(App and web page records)
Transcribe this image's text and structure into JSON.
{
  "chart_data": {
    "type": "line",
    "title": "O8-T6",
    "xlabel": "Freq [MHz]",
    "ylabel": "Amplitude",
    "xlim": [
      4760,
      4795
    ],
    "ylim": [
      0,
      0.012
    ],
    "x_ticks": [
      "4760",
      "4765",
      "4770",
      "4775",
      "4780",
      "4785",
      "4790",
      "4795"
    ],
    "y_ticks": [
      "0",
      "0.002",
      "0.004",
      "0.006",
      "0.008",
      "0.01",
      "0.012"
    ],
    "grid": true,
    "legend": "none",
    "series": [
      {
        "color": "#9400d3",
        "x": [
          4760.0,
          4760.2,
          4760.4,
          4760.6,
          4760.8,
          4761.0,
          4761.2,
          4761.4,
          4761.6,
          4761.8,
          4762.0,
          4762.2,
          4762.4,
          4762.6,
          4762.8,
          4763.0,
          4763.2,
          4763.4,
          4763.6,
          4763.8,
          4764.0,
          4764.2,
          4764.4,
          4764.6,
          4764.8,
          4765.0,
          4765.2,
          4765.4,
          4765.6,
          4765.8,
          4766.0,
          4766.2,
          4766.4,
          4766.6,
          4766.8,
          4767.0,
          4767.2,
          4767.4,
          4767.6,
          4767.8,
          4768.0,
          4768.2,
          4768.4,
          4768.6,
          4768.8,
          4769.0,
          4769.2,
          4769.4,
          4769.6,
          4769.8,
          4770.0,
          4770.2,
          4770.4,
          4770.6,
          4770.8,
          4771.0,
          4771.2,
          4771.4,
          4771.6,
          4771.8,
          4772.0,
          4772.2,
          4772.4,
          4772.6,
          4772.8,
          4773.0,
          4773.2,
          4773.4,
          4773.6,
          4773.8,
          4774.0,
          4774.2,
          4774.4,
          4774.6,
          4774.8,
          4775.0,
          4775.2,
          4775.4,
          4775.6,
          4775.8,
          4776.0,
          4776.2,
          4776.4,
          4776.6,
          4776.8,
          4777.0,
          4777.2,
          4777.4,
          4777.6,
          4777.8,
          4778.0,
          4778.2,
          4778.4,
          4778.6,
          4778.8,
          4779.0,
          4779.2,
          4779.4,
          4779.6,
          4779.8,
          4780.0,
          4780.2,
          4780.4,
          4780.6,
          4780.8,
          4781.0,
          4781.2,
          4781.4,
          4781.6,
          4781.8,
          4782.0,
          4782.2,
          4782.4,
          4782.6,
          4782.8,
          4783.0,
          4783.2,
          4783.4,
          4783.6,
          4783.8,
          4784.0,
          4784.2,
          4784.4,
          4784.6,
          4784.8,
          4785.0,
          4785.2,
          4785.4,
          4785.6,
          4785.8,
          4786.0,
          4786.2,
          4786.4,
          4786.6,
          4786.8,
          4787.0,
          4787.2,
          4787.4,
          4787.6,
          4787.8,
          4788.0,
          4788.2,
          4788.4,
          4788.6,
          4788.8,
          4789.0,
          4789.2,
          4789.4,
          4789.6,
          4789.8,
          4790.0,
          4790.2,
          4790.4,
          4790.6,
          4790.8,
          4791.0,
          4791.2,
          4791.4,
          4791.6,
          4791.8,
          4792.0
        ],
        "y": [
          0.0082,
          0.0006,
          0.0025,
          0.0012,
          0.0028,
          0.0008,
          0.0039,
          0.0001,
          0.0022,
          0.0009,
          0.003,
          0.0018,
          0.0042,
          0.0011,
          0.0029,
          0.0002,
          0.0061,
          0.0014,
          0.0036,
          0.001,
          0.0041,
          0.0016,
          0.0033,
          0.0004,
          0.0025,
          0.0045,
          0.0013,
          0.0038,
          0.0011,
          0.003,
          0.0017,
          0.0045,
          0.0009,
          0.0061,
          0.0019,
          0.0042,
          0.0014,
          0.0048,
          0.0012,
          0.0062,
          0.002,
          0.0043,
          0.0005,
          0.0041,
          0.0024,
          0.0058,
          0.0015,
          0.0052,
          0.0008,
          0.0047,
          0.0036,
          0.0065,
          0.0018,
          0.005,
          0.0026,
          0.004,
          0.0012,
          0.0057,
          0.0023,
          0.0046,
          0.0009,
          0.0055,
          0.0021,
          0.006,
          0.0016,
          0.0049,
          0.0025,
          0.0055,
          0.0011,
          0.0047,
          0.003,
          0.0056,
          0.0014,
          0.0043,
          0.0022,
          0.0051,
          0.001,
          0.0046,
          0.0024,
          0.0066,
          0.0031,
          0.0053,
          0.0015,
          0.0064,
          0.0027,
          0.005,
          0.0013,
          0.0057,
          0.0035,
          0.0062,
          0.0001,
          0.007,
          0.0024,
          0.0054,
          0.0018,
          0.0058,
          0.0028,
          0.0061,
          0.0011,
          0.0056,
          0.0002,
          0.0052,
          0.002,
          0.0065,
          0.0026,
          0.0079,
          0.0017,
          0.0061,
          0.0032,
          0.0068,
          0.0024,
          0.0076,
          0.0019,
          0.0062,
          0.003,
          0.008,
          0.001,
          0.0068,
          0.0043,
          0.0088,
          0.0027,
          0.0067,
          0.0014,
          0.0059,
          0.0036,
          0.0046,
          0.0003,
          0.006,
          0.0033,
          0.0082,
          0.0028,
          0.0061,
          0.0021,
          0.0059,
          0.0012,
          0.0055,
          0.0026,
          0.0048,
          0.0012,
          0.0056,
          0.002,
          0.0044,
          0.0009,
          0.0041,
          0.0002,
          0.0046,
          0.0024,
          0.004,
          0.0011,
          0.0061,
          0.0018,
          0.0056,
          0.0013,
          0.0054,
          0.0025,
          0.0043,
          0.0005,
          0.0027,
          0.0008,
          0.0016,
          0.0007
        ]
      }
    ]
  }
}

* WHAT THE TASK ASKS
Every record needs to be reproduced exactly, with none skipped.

* TASK OUTPUT
Transcribe this image's text and structure into JSON.
{
  "chart_data": {
    "type": "line",
    "title": "O8-T6",
    "xlabel": "Freq [MHz]",
    "ylabel": "Amplitude",
    "xlim": [
      4760,
      4795
    ],
    "ylim": [
      0,
      0.012
    ],
    "x_ticks": [
      "4760",
      "4765",
      "4770",
      "4775",
      "4780",
      "4785",
      "4790",
      "4795"
    ],
    "y_ticks": [
      "0",
      "0.002",
      "0.004",
      "0.006",
      "0.008",
      "0.01",
      "0.012"
    ],
    "grid": true,
    "legend": "none",
    "series": [
      {
        "color": "#9400d3",
        "x": [
          4760.0,
          4760.2,
          4760.4,
          4760.6,
          4760.8,
          4761.0,
          4761.2,
          4761.4,
          4761.6,
          4761.8,
          4762.0,
          4762.2,
          4762.4,
          4762.6,
          4762.8,
          4763.0,
          4763.2,
          4763.4,
          4763.6,
          4763.8,
          4764.0,
          4764.2,
          4764.4,
          4764.6,
          4764.8,
          4765.0,
          4765.2,
          4765.4,
          4765.6,
          4765.8,
          4766.0,
          4766.2,
          4766.4,
          4766.6,
          4766.8,
          4767.0,
          4767.2,
          4767.4,
          4767.6,
          4767.8,
          4768.0,
          4768.2,
          4768.4,
          4768.6,
          4768.8,
          4769.0,
          4769.2,
          4769.4,
          4769.6,
          4769.8,
          4770.0,
          4770.2,
          4770.4,
          4770.6,
          4770.8,
          4771.0,
          4771.2,
          4771.4,
          4771.6,
          4771.8,
          4772.0,
          4772.2,
          4772.4,
          4772.6,
          4772.8,
          4773.0,
          4773.2,
          4773.4,
          4773.6,
          4773.8,
          4774.0,
          4774.2,
          4774.4,
          4774.6,
          4774.8,
          4775.0,
          4775.2,
          4775.4,
          4775.6,
          4775.8,
          4776.0,
          4776.2,
          4776.4,
          4776.6,
          4776.8,
          4777.0,
          4777.2,
          4777.4,
          4777.6,
          4777.8,
          4778.0,
          4778.2,
          4778.4,
          4778.6,
          4778.8,
          4779.0,
          4779.2,
          4779.4,
          4779.6,
          4779.8,
          4780.0,
          4780.2,
          4780.4,
          4780.6,
          4780.8,
          4781.0,
          4781.2,
          4781.4,
          4781.6,
          4781.8,
          4782.0,
          4782.2,
          4782.4,
          4782.6,
          4782.8,
          4783.0,
          4783.2,
          4783.4,
          4783.6,
          4783.8,
          4784.0,
          4784.2,
          4784.4,
          4784.6,
          4784.8,
          4785.0,
          4785.2,
          4785.4,
          4785.6,
          4785.8,
          4786.0,
          4786.2,
          4786.4,
          4786.6,
          4786.8,
          4787.0,
          4787.2,
          4787.4,
          4787.6,
          4787.8,
          4788.0,
          4788.2,
          4788.4,
          4788.6,
          4788.8,
          4789.0,
          4789.2,
          4789.4,
          4789.6,
          4789.8,
          4790.0,
          4790.2,
          4790.4,
          4790.6,
          4790.8,
          4791.0,
          4791.2,
          4791.4,
          4791.6,
          4791.8,
          4792.0
        ],
        "y": [
          0.0082,
          0.0006,
          0.0025,
          0.0012,
          0.0028,
          0.0008,
          0.0039,
          0.0001,
          0.0022,
          0.0009,
          0.003,
          0.0018,
          0.0042,
          0.0011,
          0.0029,
          0.0002,
          0.0061,
          0.0014,
          0.0036,
          0.001,
          0.0041,
          0.0016,
          0.0033,
          0.0004,
          0.0025,
          0.0045,
          0.0013,
          0.0038,
          0.0011,
          0.003,
          0.0017,
          0.0045,
          0.0009,
          0.0061,
          0.0019,
          0.0042,
          0.0014,
          0.0048,
          0.0012,
          0.0062,
          0.002,
          0.0043,
          0.0005,
          0.0041,
          0.0024,
          0.0058,
          0.0015,
          0.0052,
          0.0008,
          0.0047,
          0.0036,
          0.0065,
          0.0018,
          0.005,
          0.0026,
          0.004,
          0.0012,
          0.0057,
          0.0023,
          0.0046,
          0.0009,
          0.0055,
          0.0021,
          0.006,
          0.0016,
          0.0049,
          0.0025,
          0.0055,
          0.0011,
          0.0047,
          0.003,
          0.0056,
          0.0014,
          0.0043,
          0.0022,
          0.0051,
          0.001,
          0.0046,
          0.0024,
          0.0066,
          0.0031,
          0.0053,
          0.0015,
          0.0064,
          0.0027,
          0.005,
          0.0013,
          0.0057,
          0.0035,
          0.0062,
          0.0001,
          0.007,
          0.0024,
          0.0054,
          0.0018,
          0.0058,
          0.0028,
          0.0061,
          0.0011,
          0.0056,
          0.0002,
          0.0052,
          0.002,
          0.0065,
          0.0026,
          0.0079,
          0.0017,
          0.0061,
          0.0032,
          0.0068,
          0.0024,
          0.0076,
          0.0019,
          0.0062,
          0.003,
          0.008,
          0.001,
          0.0068,
          0.0043,
          0.0088,
          0.0027,
          0.0067,
          0.0014,
          0.0059,
          0.0036,
          0.0046,
          0.0003,
          0.006,
          0.0033,
          0.0082,
          0.0028,
          0.0061,
          0.0021,
          0.0059,
          0.0012,
          0.0055,
          0.0026,
          0.0048,
          0.0012,
          0.0056,
          0.002,
          0.0044,
          0.0009,
          0.0041,
          0.0002,
          0.0046,
          0.0024,
          0.004,
          0.0011,
          0.0061,
          0.0018,
          0.0056,
          0.0013,
          0.0054,
          0.0025,
          0.0043,
          0.0005,
          0.0027,
          0.0008,
          0.0016,
          0.0007
        ]
      }
    ]
  }
}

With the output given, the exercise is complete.